Fun. Find time for fun. Peri­od. This comes in many dif­fer­ent pack­ages for many dif­fer­ent peo­ple, but seri­ous­ly friends, if you’re not tak­ing time to tru­ly PLAY and have some FUN (that’s Fun with a cap­i­tal “F” with no oth­er rea­son than hav­ing fun) what is the point of all the oth­er stuff you’re work­ing so hard at?? Once a day, once a week, once a month, whatever…go have some “no ulte­ri­or motive” fun!

Rela­tion­ships. I’m talk­ing about the roman­tic ones now. Sin­gle or com­mit­ted, here is yet anoth­er piece of the puz­zle that requires focus, ener­gy and time. If you’re cur­rent­ly in a rela­tion­ship, you might con­sid­er a stand­ing date night, or a mutu­al play day that is just yours alone. If you’re sin­gle, then the time spent on this is find­ing that spe­cial some­one. I would sug­gest deter­min­ing how impor­tant this is to you at this time, and putting forth time and effort accord­ing­ly. Some peo­ple are per­fect­ly hap­py in life with­out “roman­tic” love. If that’s you, great! If not, and if you are sin­gle, find­ing love can indeed become anoth­er “task” on your life list. If it’s impor­tant to you, don’t leave it out of the mix.

Life “Stuff”. These are the dai­ly or week­ly tasks that most human beings have. Con­sol­i­date, and del­e­gate. If you have errands or tasks that can be del­e­gat­ed, by all means, do that! Do you real­ly need to clean your own house, wash your own car and do your own tax­es? I’m going to sug­gest that you don’t. Find the tasks that are eas­i­ly del­e­gat­ed to oth­ers, and for good­ness sake, del­e­gate them. This frees up more of your time to spend on your oth­er 1,007 pri­or­i­ties. If there are tasks that are best done by you, con­sol­i­date. Run all your errands just once a week, or per­haps have a spe­cif­ic time every day that you work on paper­work, or pay bills. Bot­tom line, del­e­gate and con­sol­i­date as much as pos­si­ble.

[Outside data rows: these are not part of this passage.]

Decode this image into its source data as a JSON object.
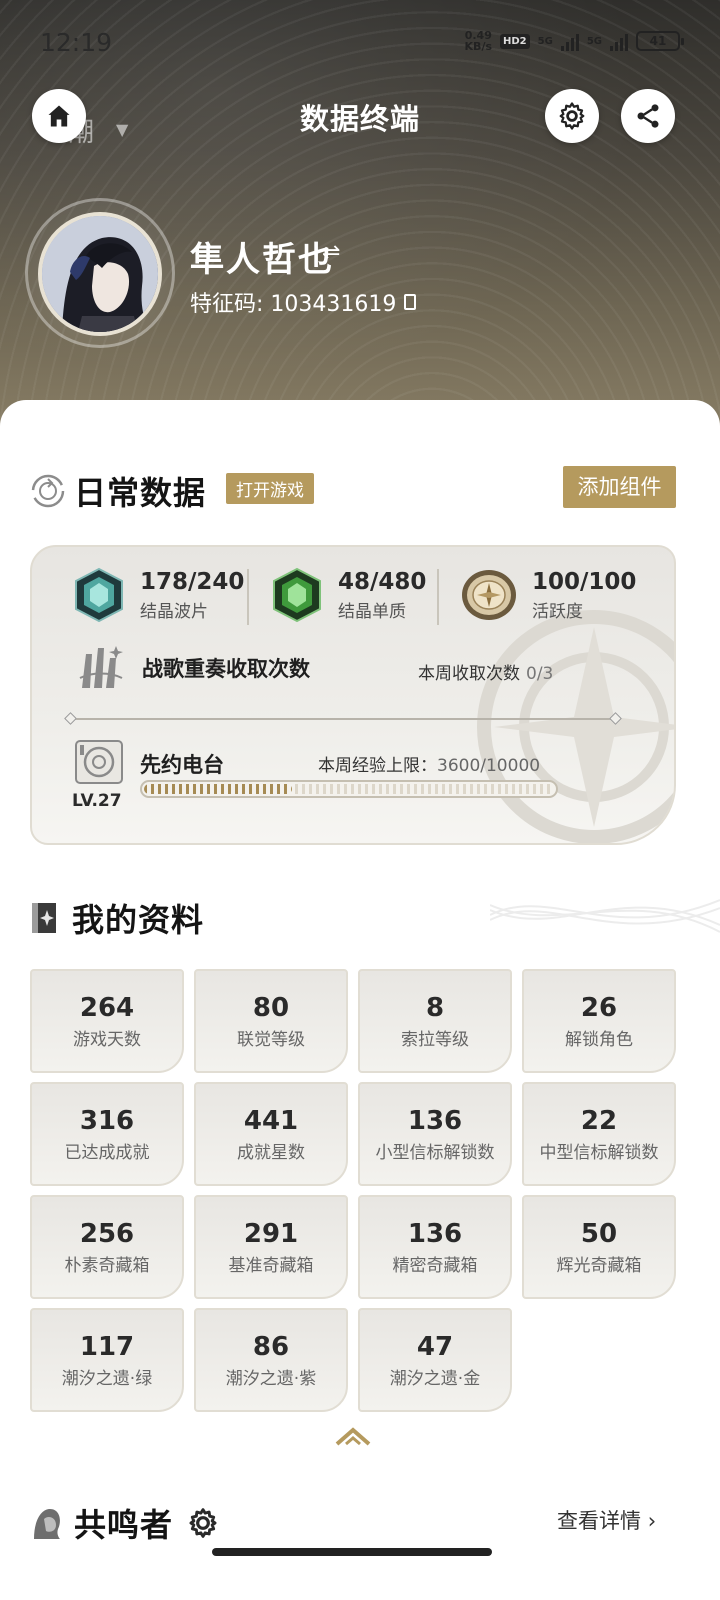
{
  "status_bar": {
    "time": "12:19",
    "net_speed_value": "0.49",
    "net_speed_unit": "KB/s",
    "hd_badge": "HD2",
    "sim1_label": "5G",
    "sim2_label": "5G",
    "battery": "41"
  },
  "header": {
    "title": "数据终端",
    "behind_text": "潮",
    "home_icon": "home-icon",
    "settings_icon": "gear-icon",
    "share_icon": "share-icon"
  },
  "profile": {
    "username": "隼人哲也",
    "swap_symbol": "⇌",
    "uid_label": "特征码: ",
    "uid": "103431619"
  },
  "daily": {
    "title": "日常数据",
    "open_game_label": "打开游戏",
    "add_widget_label": "添加组件",
    "stats": [
      {
        "value": "178/240",
        "label": "结晶波片",
        "icon": "crystal-wave-icon"
      },
      {
        "value": "48/480",
        "label": "结晶单质",
        "icon": "crystal-solvent-icon"
      },
      {
        "value": "100/100",
        "label": "活跃度",
        "icon": "compass-icon"
      }
    ],
    "warsong": {
      "title": "战歌重奏收取次数",
      "weekly_label": "本周收取次数",
      "weekly_count": "0/3"
    },
    "radio": {
      "title": "先约电台",
      "level": "LV.27",
      "exp_label": "本周经验上限：",
      "exp_value": "3600/10000",
      "exp_fraction": 0.36
    }
  },
  "my_profile": {
    "title": "我的资料",
    "tiles": [
      {
        "value": "264",
        "label": "游戏天数"
      },
      {
        "value": "80",
        "label": "联觉等级"
      },
      {
        "value": "8",
        "label": "索拉等级"
      },
      {
        "value": "26",
        "label": "解锁角色"
      },
      {
        "value": "316",
        "label": "已达成成就"
      },
      {
        "value": "441",
        "label": "成就星数"
      },
      {
        "value": "136",
        "label": "小型信标解锁数"
      },
      {
        "value": "22",
        "label": "中型信标解锁数"
      },
      {
        "value": "256",
        "label": "朴素奇藏箱"
      },
      {
        "value": "291",
        "label": "基准奇藏箱"
      },
      {
        "value": "136",
        "label": "精密奇藏箱"
      },
      {
        "value": "50",
        "label": "辉光奇藏箱"
      },
      {
        "value": "117",
        "label": "潮汐之遗·绿"
      },
      {
        "value": "86",
        "label": "潮汐之遗·紫"
      },
      {
        "value": "47",
        "label": "潮汐之遗·金"
      }
    ]
  },
  "resonators": {
    "title": "共鸣者",
    "view_detail_label": "查看详情",
    "view_detail_arrow": "›"
  },
  "colors": {
    "accent_gold": "#b59a5e",
    "text_dark": "#1e1e1e",
    "tile_bg": "#eceae6"
  }
}
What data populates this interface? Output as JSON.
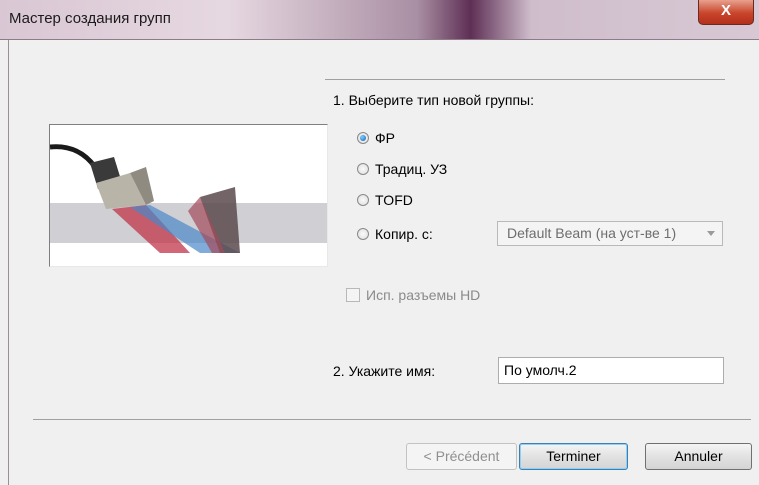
{
  "window": {
    "title": "Мастер создания групп",
    "close_glyph": "X"
  },
  "step1": {
    "label": "1. Выберите тип новой группы:"
  },
  "group_types": [
    {
      "label": "ФР",
      "selected": true
    },
    {
      "label": "Традиц. УЗ",
      "selected": false
    },
    {
      "label": "TOFD",
      "selected": false
    },
    {
      "label": "Копир. с:",
      "selected": false
    }
  ],
  "copy_source": {
    "value": "Default Beam (на уст-ве 1)"
  },
  "hd_connectors": {
    "label": "Исп. разъемы HD",
    "checked": false,
    "enabled": false
  },
  "step2": {
    "label": "2. Укажите имя:",
    "value": "По умолч.2"
  },
  "buttons": {
    "back": "< Précédent",
    "finish": "Terminer",
    "cancel": "Annuler"
  },
  "colors": {
    "accent": "#0a5fb4",
    "close_red": "#c8442a"
  },
  "icons": {
    "close": "close-icon",
    "illustration": "phased-array-probe-illustration"
  }
}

It’s some­times the lit­tle life “stuff” that drains our time more than any­thing else.

I think the key to all of this is focus. Doing the “thing” we’re doing with so much pres­ence of mind that we don’t miss it. I think it also lies in find­ing secret moments to do things, when pos­si­ble. My cur­rent exam­ple is writ­ing on air­planes. I wrote almost my entire book, “Jobs to Jam­mies” from an air­plane. There’s real­ly “noth­ing” else I can do from the air, so I love to get some writ­ing done. (Like the blog you are cur­rent­ly read­ing.) Like I said sev­er­al para­graphs before, I hon­est­ly don’t have the “answer” on this one. I get super caught up in my busi­ness and my work, and real­ize I haven’t spent time with my friends for weeks at a time. I get caught up in big projects or stress­ful fam­i­ly events, and I decide that tak­ing care of myself can wait. I think that out­side of extreme cir­cum­stances, this doesn’t serve us. I believe it IS pos­si­ble to live a bal­anced life where work, fam­i­ly, friends, fun, rela­tion­ships, and tak­ing care of our­selves co-exist with joy and grace. We might vis­it imbal­ance, but let’s do our best to live in bal­ance.

To learn more about the busi­ness vehi­cles that help me stay bal­anced, please vis­it: To get on the list for my lat­est book, vis­it:

Please com­ment below, I would love to hear YOUR thoughts and tips on this!!